Act a Fool draws to a close with “Just Clowning,” the album’s posse cut. Here King T shares the mic with Breeze, an LA Posse affiliate making one of his first appearances, and Los Angeles hip-hop legend Mixmaster Spade, a member of the aforementioned Uncle Jamm’s Army. The song is a love letter to the early days of Southern California hip-hop, as the three drop light-hearted, party-oriented rhymes over Parliament’s “Aqua Boogie.” The verse by Spade, who passed in 2005, is a highlight of the song, as you can hear his joy vibrate through his sing-songy flow.
King T continued his reign throughout the early ’90s, earning respect from his peers and building a strong catalogue. He briefly signed to Dr. Dre’s then fledging Aftermath Records, but his planned release Thy Kingdom Come was never officially released. However, he continued to have an impact on some of the well-known greats: Ice-T has said King T was one of Notorious B.I.G.’s favorite emcees. And you can hear his influence in the style of recent Compton superstars like Jay Rock. So while his albums may not receive the shine that they deserve, King T’s impact and ability is unquestionable.
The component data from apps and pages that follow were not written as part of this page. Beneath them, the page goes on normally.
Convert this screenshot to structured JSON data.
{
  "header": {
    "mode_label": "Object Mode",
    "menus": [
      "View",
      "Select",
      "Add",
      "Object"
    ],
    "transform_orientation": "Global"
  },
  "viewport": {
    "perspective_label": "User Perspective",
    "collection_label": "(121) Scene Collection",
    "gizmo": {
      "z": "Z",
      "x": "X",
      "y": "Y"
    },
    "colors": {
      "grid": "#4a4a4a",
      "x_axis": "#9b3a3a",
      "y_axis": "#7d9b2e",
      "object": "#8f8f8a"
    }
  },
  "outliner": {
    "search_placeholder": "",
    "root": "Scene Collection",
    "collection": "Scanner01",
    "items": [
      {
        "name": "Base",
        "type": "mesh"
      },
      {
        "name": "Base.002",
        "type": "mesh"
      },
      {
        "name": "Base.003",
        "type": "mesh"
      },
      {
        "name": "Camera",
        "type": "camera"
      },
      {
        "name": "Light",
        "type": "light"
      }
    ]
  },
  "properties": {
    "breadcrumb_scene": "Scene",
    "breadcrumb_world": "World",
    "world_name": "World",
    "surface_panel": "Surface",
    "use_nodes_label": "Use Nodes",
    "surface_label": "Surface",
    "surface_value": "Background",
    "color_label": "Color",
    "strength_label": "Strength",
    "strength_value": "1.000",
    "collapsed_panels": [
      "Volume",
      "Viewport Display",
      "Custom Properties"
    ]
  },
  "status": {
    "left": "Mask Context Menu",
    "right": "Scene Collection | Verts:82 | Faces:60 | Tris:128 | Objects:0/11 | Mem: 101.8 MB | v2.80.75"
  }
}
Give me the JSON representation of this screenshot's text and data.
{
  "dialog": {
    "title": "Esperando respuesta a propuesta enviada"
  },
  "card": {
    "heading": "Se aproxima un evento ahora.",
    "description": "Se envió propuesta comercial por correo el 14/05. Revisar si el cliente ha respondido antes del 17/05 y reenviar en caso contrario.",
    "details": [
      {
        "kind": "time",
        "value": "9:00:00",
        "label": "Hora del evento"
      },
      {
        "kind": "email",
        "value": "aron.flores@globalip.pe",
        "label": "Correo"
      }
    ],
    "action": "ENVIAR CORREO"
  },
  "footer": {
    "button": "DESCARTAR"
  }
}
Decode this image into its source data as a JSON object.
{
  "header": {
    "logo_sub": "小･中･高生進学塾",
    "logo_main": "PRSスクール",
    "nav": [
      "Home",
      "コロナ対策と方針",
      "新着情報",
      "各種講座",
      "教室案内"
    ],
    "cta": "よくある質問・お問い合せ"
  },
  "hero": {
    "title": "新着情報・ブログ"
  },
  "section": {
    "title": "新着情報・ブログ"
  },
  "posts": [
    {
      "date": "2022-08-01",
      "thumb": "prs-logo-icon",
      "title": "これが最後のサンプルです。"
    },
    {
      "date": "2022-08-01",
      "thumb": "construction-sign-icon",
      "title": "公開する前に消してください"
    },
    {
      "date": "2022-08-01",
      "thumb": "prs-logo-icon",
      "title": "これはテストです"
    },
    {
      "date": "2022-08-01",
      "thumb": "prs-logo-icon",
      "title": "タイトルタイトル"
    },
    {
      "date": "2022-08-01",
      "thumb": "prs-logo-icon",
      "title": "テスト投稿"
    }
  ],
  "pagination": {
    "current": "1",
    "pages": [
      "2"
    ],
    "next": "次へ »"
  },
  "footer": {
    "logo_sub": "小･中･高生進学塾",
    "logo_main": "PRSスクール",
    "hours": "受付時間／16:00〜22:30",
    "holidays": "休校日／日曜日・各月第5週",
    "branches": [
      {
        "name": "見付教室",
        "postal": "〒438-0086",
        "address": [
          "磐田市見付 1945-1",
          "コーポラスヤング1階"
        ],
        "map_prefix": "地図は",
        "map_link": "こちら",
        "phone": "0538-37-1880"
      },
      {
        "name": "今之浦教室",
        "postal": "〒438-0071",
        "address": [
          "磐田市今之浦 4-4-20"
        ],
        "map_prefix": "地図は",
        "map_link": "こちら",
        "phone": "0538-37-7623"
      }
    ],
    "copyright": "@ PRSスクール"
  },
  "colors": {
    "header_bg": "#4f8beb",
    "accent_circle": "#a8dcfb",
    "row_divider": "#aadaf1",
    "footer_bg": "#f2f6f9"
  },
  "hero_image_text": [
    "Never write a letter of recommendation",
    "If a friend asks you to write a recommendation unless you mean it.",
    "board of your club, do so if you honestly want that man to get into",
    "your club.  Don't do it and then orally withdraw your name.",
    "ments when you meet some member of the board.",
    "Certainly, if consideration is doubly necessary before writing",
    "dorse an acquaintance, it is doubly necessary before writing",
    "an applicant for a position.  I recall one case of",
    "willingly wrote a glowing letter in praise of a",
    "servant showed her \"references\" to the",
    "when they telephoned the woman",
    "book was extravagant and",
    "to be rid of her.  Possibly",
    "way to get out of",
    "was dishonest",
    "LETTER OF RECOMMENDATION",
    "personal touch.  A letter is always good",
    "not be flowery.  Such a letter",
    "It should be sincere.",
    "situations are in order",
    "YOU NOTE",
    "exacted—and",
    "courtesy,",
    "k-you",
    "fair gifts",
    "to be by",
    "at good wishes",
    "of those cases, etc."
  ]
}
In reevaluating 1988, a great year for Compton hip-hop, the King sits comfortably on his throne.